(YOUR TASK)
The lines to return are those below that contain the word "generic".

(DATA SUPPLIED)
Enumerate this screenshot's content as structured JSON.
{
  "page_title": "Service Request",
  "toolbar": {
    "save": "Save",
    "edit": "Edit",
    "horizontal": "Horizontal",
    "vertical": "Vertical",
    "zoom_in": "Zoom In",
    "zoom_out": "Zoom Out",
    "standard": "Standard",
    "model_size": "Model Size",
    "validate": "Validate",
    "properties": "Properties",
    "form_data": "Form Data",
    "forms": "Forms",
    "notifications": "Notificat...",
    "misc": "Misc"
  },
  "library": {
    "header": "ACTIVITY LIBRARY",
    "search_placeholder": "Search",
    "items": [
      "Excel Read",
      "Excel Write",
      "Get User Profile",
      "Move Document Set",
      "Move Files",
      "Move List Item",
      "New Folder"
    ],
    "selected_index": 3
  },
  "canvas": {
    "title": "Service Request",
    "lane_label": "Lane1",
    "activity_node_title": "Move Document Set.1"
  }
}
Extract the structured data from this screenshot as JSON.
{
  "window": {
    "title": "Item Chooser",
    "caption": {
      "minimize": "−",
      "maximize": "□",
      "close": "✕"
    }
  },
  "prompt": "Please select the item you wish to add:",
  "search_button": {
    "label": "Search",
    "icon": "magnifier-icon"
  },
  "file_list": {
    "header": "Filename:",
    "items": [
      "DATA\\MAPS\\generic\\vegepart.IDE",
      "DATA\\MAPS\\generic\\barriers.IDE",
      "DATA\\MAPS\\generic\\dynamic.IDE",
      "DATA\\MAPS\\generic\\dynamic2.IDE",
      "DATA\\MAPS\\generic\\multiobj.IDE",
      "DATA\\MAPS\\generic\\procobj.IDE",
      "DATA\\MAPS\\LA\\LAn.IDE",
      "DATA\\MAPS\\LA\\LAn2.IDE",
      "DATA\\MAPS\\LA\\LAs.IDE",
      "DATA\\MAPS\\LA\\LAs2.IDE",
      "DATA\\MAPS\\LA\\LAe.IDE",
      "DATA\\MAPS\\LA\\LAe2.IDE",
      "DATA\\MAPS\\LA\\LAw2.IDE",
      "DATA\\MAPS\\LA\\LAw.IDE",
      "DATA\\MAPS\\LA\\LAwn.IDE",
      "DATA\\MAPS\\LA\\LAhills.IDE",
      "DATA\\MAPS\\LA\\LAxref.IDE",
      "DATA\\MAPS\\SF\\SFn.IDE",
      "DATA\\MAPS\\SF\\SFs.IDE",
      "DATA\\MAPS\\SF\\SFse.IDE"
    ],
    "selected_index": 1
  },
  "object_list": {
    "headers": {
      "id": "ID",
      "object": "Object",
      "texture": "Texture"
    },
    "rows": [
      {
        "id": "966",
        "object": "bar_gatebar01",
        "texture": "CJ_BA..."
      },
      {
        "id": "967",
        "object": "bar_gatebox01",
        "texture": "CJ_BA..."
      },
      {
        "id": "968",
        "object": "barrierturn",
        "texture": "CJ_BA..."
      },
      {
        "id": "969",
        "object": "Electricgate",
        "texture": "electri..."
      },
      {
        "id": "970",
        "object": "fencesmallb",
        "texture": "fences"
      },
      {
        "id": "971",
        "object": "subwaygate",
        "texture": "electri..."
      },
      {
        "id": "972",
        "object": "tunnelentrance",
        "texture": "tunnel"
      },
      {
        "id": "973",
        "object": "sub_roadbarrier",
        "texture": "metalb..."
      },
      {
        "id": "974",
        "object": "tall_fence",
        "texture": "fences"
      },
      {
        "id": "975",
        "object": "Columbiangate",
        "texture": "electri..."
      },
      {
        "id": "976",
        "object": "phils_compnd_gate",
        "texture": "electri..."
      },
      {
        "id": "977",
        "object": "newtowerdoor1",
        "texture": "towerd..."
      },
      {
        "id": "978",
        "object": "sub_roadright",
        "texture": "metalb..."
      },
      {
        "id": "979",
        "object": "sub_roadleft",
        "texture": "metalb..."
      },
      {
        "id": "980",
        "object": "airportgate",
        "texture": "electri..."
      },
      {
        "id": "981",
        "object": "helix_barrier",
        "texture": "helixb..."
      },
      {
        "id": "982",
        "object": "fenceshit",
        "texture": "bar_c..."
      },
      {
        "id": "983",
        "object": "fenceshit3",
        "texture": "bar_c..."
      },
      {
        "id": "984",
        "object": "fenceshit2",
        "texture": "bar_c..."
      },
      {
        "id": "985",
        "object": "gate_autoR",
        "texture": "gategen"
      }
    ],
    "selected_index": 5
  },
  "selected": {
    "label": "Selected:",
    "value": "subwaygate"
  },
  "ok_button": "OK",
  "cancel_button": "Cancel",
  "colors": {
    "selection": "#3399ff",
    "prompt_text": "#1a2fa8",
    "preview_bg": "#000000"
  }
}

(YOUR RESPONSE)
      "DATA\\MAPS\\generic\\vegepart.IDE",
      "DATA\\MAPS\\generic\\barriers.IDE",
      "DATA\\MAPS\\generic\\dynamic.IDE",
      "DATA\\MAPS\\generic\\dynamic2.IDE",
      "DATA\\MAPS\\generic\\multiobj.IDE",
      "DATA\\MAPS\\generic\\procobj.IDE",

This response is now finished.